With demand from Europe and U.S. doing “reasonably well,” and stocks remaining low, Rio Tinto remains “very positive this year and into the next as well,” Skinner said.

Rio gets 16 percent of sales from China, whose economy has grown at least 10 percent a year since 2003. The price of copper has risen close to last year’s record $8,800 a ton as Chinese demand for the metal jumped this year.

“I have to say that demand is as strong as it has ever been, for iron ore in particular,” said Clifford. “When you step back to January, copper was at $2.50 a pound and some were saying the end is nigh. It was $3.50 yesterday. We are flat-out producing.”

Port Congestion

Port congestion at Newcastle in New South Wales in Australia, and Dalrymple Bay in Queensland, which is curbing coal exports from the country is a “real disgrace,” said Clifford.

Both ports had record queues of ships lining up to load coal as expansion hasn’t taken place fast enough and the overturning of a queue management system. That’s led to higher costs and slowing exports.

Rio remains on the lookout for mergers, acquisitions and ventures, said Skinner today, without providing details.

The company will return spare cash to shareholders if it can’t find investment targets, he said.
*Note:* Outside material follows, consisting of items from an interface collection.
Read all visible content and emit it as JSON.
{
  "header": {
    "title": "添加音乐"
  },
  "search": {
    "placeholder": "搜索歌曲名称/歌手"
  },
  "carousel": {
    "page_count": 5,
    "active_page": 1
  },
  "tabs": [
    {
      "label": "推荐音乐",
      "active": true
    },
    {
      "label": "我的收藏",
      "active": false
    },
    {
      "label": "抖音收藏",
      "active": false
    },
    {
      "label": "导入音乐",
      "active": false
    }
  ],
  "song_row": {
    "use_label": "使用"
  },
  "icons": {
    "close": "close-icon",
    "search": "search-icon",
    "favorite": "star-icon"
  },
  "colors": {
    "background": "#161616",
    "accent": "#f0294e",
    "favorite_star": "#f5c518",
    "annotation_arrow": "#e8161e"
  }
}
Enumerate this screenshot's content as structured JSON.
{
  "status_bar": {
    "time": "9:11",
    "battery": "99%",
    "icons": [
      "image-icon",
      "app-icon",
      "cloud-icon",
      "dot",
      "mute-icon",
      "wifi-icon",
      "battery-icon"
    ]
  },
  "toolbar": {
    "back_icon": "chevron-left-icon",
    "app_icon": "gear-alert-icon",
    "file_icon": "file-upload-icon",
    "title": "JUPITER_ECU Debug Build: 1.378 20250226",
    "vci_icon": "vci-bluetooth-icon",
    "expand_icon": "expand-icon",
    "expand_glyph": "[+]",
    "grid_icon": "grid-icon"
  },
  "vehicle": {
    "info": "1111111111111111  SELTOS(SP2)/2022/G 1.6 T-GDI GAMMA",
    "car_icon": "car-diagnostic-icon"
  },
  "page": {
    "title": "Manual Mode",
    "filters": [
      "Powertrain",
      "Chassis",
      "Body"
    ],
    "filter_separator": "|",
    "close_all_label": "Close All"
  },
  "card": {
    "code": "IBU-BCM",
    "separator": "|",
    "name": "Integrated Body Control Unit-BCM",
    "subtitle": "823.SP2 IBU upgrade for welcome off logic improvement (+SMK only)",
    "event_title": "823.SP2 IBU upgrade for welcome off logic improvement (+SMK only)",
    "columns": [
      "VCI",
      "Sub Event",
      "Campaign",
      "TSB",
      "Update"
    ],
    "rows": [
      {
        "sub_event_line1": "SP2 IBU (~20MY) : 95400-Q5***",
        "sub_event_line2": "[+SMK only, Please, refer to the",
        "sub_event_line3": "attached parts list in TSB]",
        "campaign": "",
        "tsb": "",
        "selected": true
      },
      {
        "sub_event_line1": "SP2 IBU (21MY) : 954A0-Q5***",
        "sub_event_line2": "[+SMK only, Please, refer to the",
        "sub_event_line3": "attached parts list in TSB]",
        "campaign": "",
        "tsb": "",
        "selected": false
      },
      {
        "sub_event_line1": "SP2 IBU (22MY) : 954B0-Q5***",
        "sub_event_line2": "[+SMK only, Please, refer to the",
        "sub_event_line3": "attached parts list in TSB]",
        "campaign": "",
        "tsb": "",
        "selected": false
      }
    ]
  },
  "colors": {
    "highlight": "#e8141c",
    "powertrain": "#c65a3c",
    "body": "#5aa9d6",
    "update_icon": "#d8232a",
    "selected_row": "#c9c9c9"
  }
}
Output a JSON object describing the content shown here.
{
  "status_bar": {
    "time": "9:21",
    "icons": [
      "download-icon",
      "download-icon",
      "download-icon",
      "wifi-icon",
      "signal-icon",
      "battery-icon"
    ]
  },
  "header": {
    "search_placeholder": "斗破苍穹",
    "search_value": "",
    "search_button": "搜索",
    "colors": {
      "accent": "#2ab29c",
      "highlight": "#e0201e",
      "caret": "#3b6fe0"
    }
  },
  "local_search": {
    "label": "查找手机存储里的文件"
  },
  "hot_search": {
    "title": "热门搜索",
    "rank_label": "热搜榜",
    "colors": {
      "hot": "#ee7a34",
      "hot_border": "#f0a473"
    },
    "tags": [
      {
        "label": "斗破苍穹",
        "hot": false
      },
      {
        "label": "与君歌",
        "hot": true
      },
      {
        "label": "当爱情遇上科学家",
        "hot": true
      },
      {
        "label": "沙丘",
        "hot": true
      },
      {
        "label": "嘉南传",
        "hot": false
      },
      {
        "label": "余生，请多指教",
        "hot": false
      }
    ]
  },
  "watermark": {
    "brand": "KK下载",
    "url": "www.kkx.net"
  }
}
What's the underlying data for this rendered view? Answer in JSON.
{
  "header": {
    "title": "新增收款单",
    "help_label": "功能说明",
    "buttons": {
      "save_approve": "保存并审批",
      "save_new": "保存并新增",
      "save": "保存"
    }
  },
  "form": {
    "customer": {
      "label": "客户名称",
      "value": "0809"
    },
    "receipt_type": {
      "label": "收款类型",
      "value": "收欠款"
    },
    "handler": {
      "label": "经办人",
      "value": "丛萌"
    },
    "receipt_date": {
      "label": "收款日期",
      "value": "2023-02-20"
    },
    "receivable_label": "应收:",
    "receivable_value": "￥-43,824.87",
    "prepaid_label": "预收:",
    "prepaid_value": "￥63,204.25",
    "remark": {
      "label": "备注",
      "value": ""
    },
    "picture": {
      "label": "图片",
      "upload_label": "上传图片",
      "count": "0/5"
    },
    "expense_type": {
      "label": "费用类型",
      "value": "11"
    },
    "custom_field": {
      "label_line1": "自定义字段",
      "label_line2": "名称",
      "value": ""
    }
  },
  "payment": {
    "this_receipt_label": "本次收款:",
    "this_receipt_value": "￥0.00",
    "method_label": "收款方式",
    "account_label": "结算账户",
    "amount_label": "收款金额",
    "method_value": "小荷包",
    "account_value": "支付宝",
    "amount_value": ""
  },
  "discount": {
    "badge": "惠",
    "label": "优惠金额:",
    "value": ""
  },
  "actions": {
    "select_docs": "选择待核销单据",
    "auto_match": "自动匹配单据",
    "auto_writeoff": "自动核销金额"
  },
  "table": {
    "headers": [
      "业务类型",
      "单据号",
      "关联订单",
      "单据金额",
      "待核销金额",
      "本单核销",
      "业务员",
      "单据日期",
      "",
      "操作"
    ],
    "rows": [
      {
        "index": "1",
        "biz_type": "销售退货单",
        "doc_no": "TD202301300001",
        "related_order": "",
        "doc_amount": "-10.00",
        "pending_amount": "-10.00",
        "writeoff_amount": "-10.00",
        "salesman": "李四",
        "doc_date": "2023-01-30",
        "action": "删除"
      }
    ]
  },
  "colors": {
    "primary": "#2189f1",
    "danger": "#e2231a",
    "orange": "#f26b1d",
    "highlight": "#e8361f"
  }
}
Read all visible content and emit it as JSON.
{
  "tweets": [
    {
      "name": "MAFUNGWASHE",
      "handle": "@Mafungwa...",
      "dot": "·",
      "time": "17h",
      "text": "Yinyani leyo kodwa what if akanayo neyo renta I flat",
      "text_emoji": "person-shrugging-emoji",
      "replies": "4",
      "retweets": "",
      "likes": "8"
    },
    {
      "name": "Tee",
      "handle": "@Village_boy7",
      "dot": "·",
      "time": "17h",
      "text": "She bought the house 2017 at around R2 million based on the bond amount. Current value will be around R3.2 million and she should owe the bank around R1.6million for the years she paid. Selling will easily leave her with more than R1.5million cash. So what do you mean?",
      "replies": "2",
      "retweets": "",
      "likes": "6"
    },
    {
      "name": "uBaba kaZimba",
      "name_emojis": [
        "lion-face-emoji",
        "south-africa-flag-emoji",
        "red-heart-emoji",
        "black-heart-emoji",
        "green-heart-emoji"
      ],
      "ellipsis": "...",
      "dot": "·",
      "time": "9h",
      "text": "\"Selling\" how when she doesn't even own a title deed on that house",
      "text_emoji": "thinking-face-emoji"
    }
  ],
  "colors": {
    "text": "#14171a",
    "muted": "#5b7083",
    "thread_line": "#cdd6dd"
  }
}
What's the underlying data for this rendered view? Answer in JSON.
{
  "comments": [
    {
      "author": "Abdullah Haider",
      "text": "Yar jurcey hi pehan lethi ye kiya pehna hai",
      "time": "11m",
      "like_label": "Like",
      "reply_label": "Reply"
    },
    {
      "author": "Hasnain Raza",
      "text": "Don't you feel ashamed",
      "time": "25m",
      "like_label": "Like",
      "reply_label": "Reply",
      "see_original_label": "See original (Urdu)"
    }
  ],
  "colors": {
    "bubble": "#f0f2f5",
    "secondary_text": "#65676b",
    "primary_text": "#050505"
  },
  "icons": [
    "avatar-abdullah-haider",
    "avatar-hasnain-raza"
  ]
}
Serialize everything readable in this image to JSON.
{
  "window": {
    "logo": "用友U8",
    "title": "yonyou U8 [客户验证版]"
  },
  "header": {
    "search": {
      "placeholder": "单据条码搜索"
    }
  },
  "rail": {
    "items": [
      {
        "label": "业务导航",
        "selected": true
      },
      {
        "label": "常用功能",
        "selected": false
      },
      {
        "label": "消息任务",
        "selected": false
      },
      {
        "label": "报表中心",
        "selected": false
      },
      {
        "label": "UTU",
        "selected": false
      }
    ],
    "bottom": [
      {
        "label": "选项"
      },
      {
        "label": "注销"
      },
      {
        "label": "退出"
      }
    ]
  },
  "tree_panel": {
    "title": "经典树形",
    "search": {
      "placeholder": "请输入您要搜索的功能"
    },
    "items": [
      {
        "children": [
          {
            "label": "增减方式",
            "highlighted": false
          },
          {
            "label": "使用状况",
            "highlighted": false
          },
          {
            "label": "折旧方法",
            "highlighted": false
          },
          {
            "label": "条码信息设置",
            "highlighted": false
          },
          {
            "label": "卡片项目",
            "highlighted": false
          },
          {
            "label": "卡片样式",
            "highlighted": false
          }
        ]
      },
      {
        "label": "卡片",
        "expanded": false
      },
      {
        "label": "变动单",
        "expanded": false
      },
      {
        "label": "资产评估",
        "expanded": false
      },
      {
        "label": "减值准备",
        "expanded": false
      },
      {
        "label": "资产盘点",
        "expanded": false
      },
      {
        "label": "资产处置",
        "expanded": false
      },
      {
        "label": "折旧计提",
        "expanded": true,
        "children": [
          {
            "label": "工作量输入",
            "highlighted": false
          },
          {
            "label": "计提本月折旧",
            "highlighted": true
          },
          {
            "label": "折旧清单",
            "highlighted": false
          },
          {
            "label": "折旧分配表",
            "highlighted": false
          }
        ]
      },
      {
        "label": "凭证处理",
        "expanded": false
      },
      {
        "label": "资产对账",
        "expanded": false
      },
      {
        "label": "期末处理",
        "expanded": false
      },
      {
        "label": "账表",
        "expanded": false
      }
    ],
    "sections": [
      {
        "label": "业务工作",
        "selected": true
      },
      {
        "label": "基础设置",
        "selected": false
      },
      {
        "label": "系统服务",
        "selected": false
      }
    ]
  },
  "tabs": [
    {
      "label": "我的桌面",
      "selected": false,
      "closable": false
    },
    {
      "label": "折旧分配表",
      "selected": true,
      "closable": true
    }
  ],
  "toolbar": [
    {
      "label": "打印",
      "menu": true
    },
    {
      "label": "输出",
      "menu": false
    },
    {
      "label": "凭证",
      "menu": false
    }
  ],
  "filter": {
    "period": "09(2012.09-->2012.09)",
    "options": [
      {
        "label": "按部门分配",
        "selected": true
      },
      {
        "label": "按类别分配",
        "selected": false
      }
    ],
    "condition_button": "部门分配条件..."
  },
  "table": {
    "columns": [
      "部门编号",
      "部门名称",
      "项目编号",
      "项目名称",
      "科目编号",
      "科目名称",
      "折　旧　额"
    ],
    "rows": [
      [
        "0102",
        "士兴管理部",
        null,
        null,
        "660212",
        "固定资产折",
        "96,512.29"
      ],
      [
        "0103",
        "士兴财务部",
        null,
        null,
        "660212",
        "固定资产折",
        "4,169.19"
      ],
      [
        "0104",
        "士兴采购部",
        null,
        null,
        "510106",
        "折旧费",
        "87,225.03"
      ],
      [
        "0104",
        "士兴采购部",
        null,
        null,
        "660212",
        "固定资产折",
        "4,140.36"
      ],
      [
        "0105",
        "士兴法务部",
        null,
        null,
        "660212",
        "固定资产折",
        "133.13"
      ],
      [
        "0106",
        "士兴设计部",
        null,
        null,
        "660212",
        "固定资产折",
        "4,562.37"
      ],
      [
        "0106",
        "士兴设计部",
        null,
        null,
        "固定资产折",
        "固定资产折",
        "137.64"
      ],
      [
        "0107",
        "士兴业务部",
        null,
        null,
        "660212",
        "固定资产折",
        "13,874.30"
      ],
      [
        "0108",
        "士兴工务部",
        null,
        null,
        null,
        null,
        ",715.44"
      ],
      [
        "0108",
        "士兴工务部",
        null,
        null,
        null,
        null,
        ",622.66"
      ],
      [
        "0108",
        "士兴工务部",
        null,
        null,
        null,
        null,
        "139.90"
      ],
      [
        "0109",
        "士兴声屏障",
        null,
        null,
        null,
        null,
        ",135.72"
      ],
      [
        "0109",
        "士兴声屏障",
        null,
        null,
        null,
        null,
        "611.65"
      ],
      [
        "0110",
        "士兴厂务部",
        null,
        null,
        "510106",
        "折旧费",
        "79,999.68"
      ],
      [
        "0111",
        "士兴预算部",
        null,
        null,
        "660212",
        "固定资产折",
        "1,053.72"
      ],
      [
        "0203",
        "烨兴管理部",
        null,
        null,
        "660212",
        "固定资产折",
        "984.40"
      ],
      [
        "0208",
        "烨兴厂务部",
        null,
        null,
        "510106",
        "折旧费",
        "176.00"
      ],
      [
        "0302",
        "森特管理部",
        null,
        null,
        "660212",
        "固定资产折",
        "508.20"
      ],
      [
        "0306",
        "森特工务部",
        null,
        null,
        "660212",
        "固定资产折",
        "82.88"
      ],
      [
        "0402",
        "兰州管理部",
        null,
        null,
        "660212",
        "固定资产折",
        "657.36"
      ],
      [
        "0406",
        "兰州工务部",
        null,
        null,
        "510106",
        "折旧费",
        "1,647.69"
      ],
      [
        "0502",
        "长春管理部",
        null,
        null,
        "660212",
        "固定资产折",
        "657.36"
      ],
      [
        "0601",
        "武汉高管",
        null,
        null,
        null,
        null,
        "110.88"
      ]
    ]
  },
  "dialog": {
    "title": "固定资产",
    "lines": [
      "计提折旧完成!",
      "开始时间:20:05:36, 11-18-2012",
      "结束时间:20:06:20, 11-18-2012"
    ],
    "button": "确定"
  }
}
Rio is spending $3 billion buying back stock, which it expects to complete by the end of this year.

Rio posted a 43 percent increase in 2006 profit to a record $7.44 billion, as Chinese demand drove up prices of copper and iron ore. The Asian nation is the world’s largest consumer of coal, steel, iron ore, copper, aluminum and zinc.

Information from:

Share this post